where

Clustering Quality

Clustering quality is evaluated using two metrics. The first metrics (Grouping precision, recall and F-score) computes the intrinsic quality of the clusters in terms of their phonetic composition. This score is equivalent to the purity and inverse purity scores used for evaluating clustering. As the Matching score, it is computed over pairs, but contrary to the Matching scores, it focusses on the covered part of the corpus.

where

The second metrics (Type precision, recall and F-score) takes as the gold cluster set the true lexicon and is therefore much more demanding. Indeed, a system could have very pure clusters, but could systematically missegment words. Since a discovered cluster could have several transcriptions, we use all of them (rather than using some kind of centroid).

Parsing Quality

Parsing quality is evaluated using two metrics.

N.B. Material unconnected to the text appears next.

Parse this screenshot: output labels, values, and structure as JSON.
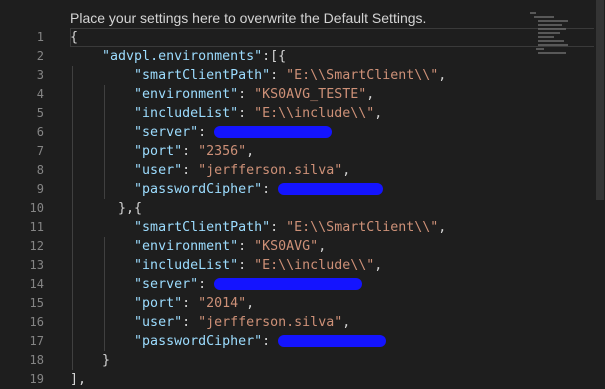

The first one (Token precision, recall and F-score) evaluates how many of the word tokens were correctly segmented (X=Fdisc, Y=FgoldLex). The second one (Boundary precision, recall and F-score) evaluates how many of the gold word boundaries were found (X=Bdisc, Y=Bgold). These two metrics are typically correlated, but researchers typically use the first. We provide Boundary metrics for completeness, and also to enable system diagnostic.

The details of these metrics are given in the Ludusan et al (2014) paper. The only divergence between this paper and the present measures, is that contrary to the paper, we compute these scores on the entirety of the corpus, rather than on the covered corpus. It is necessary to do this if we want to compare systems that will cover different subsets of the corpus. In the implementation for the challenge, we use a subsampling scheme whereby the corpus is cut into 10 equal parts and each metric is computed on each of the subsample separately and then averaged. This enables the computation to be more tractable (especially for the matching metric which requires substring completion), and also to provide a standard deviation measure for each metric. We also provide, in addition to each metric ran on the entire corpus, the same metric restricted to within talker matches. This is to enable the evaluation of systems that are specialized in within talker spoken term discovery.